As reported by the Review-Journal’s Colton Lochhead earlier this month, the city of Henderson wants to franchise out its nonemergency ambulance services to a private company. The city has used private companies to handle such services for years, but Fire Chief Matthew Morris said those relationships had always been loose and without a formal agreement. Such an agreement, Mr. Morris said, will allow the city to outline “clear expectations for what they do, and we can hold them accountable.”
In other words, city government can impose more regulations — most notably, only allowing the prospective franchisee to respond to nonemergency calls, which is not exactly what you think of when you think of an ambulance service — and collect a nice franchise fee. The private company would handle auxiliary services, such as hospital-to-hospital transfers, or driving patients from a doctor’s office to a hospital or their homes.

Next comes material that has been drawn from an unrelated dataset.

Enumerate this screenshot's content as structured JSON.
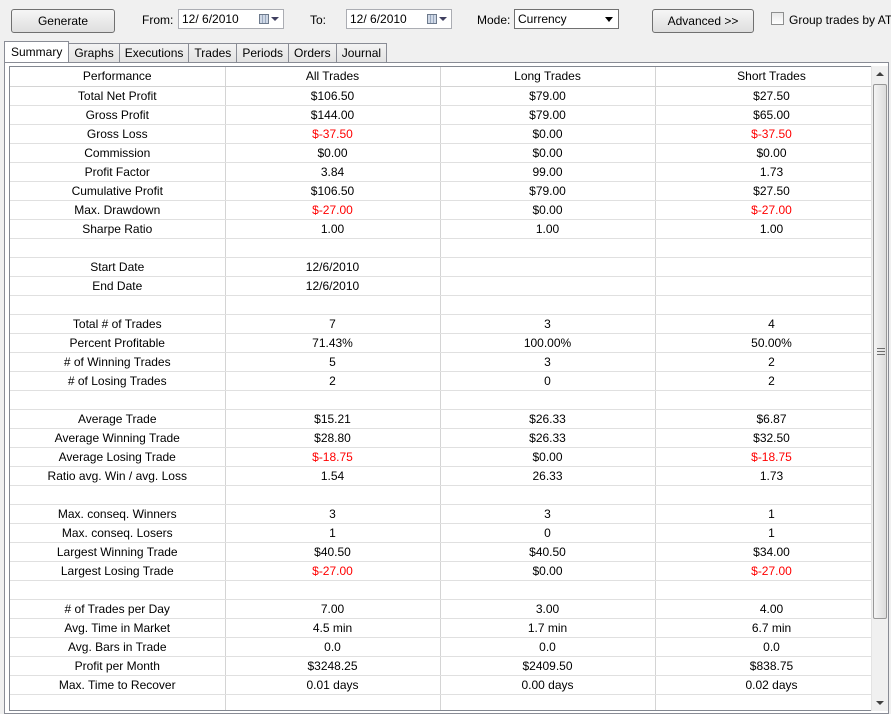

Meanwhile, the fire department would continue in its role as the lone emergency call responder, for incidents such as vehicle crashes, shootings, heart attacks and other major medical calls.
Here’s what this is really about: money. Along with the franchise fee, this proposal would allow the city to cherry-pick emergency transports from which it can get the greatest reimbursement and the patients most likely to pay. Further, unlike the prospective franchisee, fire department ambulance crews won’t have to sit around and wait for business. This sets up an arrangement in which a franchisee ambulance could be present at the intersection of a car accident, but the city takes the call and if necessary the patient transport, even if the fire department vehicle is a mile away and the franchisee mere seconds.

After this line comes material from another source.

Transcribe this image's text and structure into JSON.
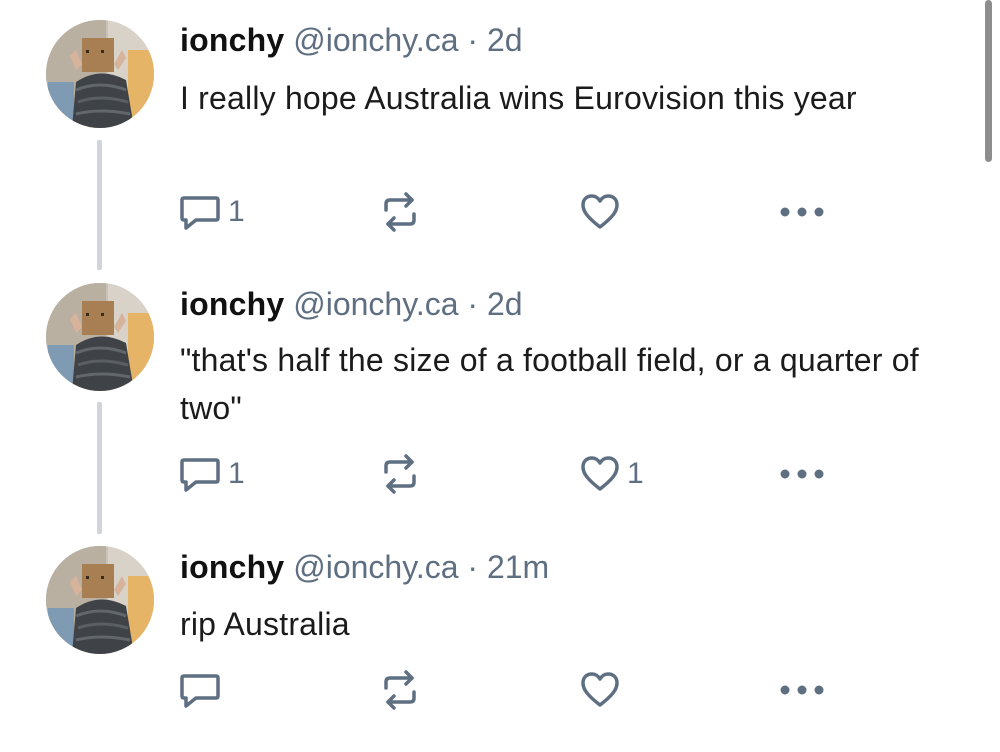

We’re already seeing cherry-picking play out in Las Vegas, where American Medical Response pays the city an $800,000 annual franchise fee. But at least AMR can respond to less serious emergency calls. Henderson isn’t even prepared to allow that of its franchisee, so what can the city possibly expect said franchisee to pay for rights that provide such a restricted opportunity to recoup that investment?

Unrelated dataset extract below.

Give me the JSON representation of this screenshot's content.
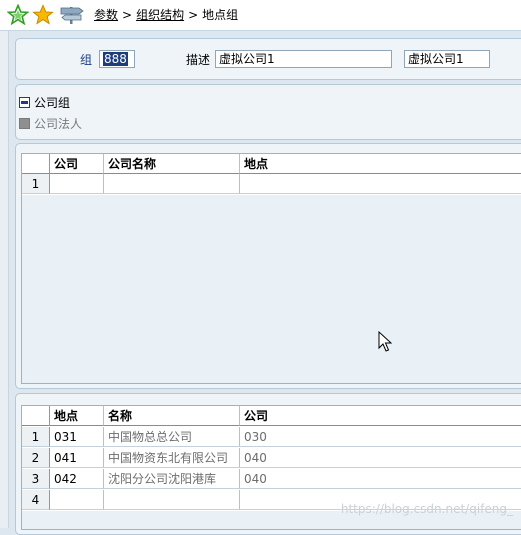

Rather than stop at nonemergency calls, the city of Henderson should go all the way and privatize ambulance service in all situations. The private sector has proven it can do this job in its entirety, at significant savings to taxpayers, and it would certainly make any franchise fee more justifiable. As is the case with many other public services, there is no reason for government to be in the ambulance business.